Aim of the exercise:
Exact copies of all the entries are needed.

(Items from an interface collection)
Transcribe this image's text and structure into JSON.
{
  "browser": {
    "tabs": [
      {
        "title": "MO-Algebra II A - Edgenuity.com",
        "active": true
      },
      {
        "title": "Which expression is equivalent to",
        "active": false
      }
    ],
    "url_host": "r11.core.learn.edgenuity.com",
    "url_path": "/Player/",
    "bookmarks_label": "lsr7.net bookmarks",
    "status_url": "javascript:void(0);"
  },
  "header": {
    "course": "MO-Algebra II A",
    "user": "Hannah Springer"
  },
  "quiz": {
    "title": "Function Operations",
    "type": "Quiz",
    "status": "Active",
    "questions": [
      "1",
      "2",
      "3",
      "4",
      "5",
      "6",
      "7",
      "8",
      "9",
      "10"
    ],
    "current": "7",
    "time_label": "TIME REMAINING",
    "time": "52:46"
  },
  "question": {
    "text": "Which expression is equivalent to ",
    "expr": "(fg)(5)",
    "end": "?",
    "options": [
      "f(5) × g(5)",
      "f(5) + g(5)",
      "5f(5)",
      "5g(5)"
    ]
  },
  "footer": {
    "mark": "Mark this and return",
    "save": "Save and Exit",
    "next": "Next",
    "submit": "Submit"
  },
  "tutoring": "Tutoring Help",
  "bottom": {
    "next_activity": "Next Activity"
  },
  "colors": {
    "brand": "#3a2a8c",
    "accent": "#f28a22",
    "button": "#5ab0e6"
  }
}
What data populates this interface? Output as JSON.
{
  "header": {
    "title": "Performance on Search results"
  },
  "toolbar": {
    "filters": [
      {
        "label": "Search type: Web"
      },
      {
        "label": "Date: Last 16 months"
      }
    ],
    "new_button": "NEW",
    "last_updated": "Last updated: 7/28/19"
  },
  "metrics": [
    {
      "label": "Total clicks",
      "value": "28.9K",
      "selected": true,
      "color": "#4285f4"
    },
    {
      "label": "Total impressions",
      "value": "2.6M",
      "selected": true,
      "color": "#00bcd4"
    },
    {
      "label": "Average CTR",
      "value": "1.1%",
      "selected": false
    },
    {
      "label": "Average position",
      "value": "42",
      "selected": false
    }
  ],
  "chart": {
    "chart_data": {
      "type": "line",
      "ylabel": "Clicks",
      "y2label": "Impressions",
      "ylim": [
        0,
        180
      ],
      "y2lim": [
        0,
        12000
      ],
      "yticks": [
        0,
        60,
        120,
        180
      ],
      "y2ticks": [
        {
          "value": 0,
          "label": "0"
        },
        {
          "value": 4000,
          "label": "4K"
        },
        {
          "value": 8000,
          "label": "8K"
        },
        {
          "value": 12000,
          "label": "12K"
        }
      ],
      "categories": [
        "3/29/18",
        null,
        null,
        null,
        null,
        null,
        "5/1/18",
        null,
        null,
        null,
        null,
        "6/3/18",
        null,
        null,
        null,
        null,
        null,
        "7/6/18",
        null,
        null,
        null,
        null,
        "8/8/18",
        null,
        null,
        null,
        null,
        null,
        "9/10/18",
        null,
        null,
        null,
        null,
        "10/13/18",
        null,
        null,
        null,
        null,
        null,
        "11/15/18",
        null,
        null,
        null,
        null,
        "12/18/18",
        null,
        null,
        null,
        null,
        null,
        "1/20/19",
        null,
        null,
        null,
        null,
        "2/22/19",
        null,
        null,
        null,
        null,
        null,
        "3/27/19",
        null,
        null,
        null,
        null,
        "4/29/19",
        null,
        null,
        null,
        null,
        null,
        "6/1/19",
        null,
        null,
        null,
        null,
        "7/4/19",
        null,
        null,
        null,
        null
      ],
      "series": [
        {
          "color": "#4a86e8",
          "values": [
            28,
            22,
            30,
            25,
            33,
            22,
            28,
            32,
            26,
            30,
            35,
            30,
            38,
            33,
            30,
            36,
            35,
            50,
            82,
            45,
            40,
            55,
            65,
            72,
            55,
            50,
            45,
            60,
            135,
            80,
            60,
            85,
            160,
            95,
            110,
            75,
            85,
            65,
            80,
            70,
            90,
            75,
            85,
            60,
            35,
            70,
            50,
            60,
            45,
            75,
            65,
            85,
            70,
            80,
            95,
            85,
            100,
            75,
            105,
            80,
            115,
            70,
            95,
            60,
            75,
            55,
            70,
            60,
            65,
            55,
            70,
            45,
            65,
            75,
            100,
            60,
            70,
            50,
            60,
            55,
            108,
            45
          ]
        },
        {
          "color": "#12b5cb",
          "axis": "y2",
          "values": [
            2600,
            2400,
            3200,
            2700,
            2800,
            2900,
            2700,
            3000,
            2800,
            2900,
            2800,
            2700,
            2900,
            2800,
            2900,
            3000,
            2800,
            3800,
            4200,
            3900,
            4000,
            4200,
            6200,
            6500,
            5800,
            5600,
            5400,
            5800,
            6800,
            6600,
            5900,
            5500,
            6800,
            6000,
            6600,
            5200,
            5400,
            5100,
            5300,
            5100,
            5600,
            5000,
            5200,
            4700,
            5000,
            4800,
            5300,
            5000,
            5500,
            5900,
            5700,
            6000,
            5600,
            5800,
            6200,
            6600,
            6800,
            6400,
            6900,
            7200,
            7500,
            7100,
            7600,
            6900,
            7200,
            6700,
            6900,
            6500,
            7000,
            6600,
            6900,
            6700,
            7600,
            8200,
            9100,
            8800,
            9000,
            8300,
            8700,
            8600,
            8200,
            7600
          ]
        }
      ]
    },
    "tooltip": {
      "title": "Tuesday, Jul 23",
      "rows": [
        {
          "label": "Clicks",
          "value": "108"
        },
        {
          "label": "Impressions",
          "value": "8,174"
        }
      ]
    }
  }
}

Solution for this exercise:
Transcribe this image's text and structure into JSON.
{
  "browser": {
    "tabs": [
      {
        "title": "MO-Algebra II A - Edgenuity.com",
        "active": true
      },
      {
        "title": "Which expression is equivalent to",
        "active": false
      }
    ],
    "url_host": "r11.core.learn.edgenuity.com",
    "url_path": "/Player/",
    "bookmarks_label": "lsr7.net bookmarks",
    "status_url": "javascript:void(0);"
  },
  "header": {
    "course": "MO-Algebra II A",
    "user": "Hannah Springer"
  },
  "quiz": {
    "title": "Function Operations",
    "type": "Quiz",
    "status": "Active",
    "questions": [
      "1",
      "2",
      "3",
      "4",
      "5",
      "6",
      "7",
      "8",
      "9",
      "10"
    ],
    "current": "7",
    "time_label": "TIME REMAINING",
    "time": "52:46"
  },
  "question": {
    "text": "Which expression is equivalent to ",
    "expr": "(fg)(5)",
    "end": "?",
    "options": [
      "f(5) × g(5)",
      "f(5) + g(5)",
      "5f(5)",
      "5g(5)"
    ]
  },
  "footer": {
    "mark": "Mark this and return",
    "save": "Save and Exit",
    "next": "Next",
    "submit": "Submit"
  },
  "tutoring": "Tutoring Help",
  "bottom": {
    "next_activity": "Next Activity"
  },
  "colors": {
    "brand": "#3a2a8c",
    "accent": "#f28a22",
    "button": "#5ab0e6"
  }
}
What data populates this interface? Output as JSON.
{
  "header": {
    "title": "Performance on Search results"
  },
  "toolbar": {
    "filters": [
      {
        "label": "Search type: Web"
      },
      {
        "label": "Date: Last 16 months"
      }
    ],
    "new_button": "NEW",
    "last_updated": "Last updated: 7/28/19"
  },
  "metrics": [
    {
      "label": "Total clicks",
      "value": "28.9K",
      "selected": true,
      "color": "#4285f4"
    },
    {
      "label": "Total impressions",
      "value": "2.6M",
      "selected": true,
      "color": "#00bcd4"
    },
    {
      "label": "Average CTR",
      "value": "1.1%",
      "selected": false
    },
    {
      "label": "Average position",
      "value": "42",
      "selected": false
    }
  ],
  "chart": {
    "chart_data": {
      "type": "line",
      "ylabel": "Clicks",
      "y2label": "Impressions",
      "ylim": [
        0,
        180
      ],
      "y2lim": [
        0,
        12000
      ],
      "yticks": [
        0,
        60,
        120,
        180
      ],
      "y2ticks": [
        {
          "value": 0,
          "label": "0"
        },
        {
          "value": 4000,
          "label": "4K"
        },
        {
          "value": 8000,
          "label": "8K"
        },
        {
          "value": 12000,
          "label": "12K"
        }
      ],
      "categories": [
        "3/29/18",
        null,
        null,
        null,
        null,
        null,
        "5/1/18",
        null,
        null,
        null,
        null,
        "6/3/18",
        null,
        null,
        null,
        null,
        null,
        "7/6/18",
        null,
        null,
        null,
        null,
        "8/8/18",
        null,
        null,
        null,
        null,
        null,
        "9/10/18",
        null,
        null,
        null,
        null,
        "10/13/18",
        null,
        null,
        null,
        null,
        null,
        "11/15/18",
        null,
        null,
        null,
        null,
        "12/18/18",
        null,
        null,
        null,
        null,
        null,
        "1/20/19",
        null,
        null,
        null,
        null,
        "2/22/19",
        null,
        null,
        null,
        null,
        null,
        "3/27/19",
        null,
        null,
        null,
        null,
        "4/29/19",
        null,
        null,
        null,
        null,
        null,
        "6/1/19",
        null,
        null,
        null,
        null,
        "7/4/19",
        null,
        null,
        null,
        null
      ],
      "series": [
        {
          "color": "#4a86e8",
          "values": [
            28,
            22,
            30,
            25,
            33,
            22,
            28,
            32,
            26,
            30,
            35,
            30,
            38,
            33,
            30,
            36,
            35,
            50,
            82,
            45,
            40,
            55,
            65,
            72,
            55,
            50,
            45,
            60,
            135,
            80,
            60,
            85,
            160,
            95,
            110,
            75,
            85,
            65,
            80,
            70,
            90,
            75,
            85,
            60,
            35,
            70,
            50,
            60,
            45,
            75,
            65,
            85,
            70,
            80,
            95,
            85,
            100,
            75,
            105,
            80,
            115,
            70,
            95,
            60,
            75,
            55,
            70,
            60,
            65,
            55,
            70,
            45,
            65,
            75,
            100,
            60,
            70,
            50,
            60,
            55,
            108,
            45
          ]
        },
        {
          "color": "#12b5cb",
          "axis": "y2",
          "values": [
            2600,
            2400,
            3200,
            2700,
            2800,
            2900,
            2700,
            3000,
            2800,
            2900,
            2800,
            2700,
            2900,
            2800,
            2900,
            3000,
            2800,
            3800,
            4200,
            3900,
            4000,
            4200,
            6200,
            6500,
            5800,
            5600,
            5400,
            5800,
            6800,
            6600,
            5900,
            5500,
            6800,
            6000,
            6600,
            5200,
            5400,
            5100,
            5300,
            5100,
            5600,
            5000,
            5200,
            4700,
            5000,
            4800,
            5300,
            5000,
            5500,
            5900,
            5700,
            6000,
            5600,
            5800,
            6200,
            6600,
            6800,
            6400,
            6900,
            7200,
            7500,
            7100,
            7600,
            6900,
            7200,
            6700,
            6900,
            6500,
            7000,
            6600,
            6900,
            6700,
            7600,
            8200,
            9100,
            8800,
            9000,
            8300,
            8700,
            8600,
            8200,
            7600
          ]
        }
      ]
    },
    "tooltip": {
      "title": "Tuesday, Jul 23",
      "rows": [
        {
          "label": "Clicks",
          "value": "108"
        },
        {
          "label": "Impressions",
          "value": "8,174"
        }
      ]
    }
  }
}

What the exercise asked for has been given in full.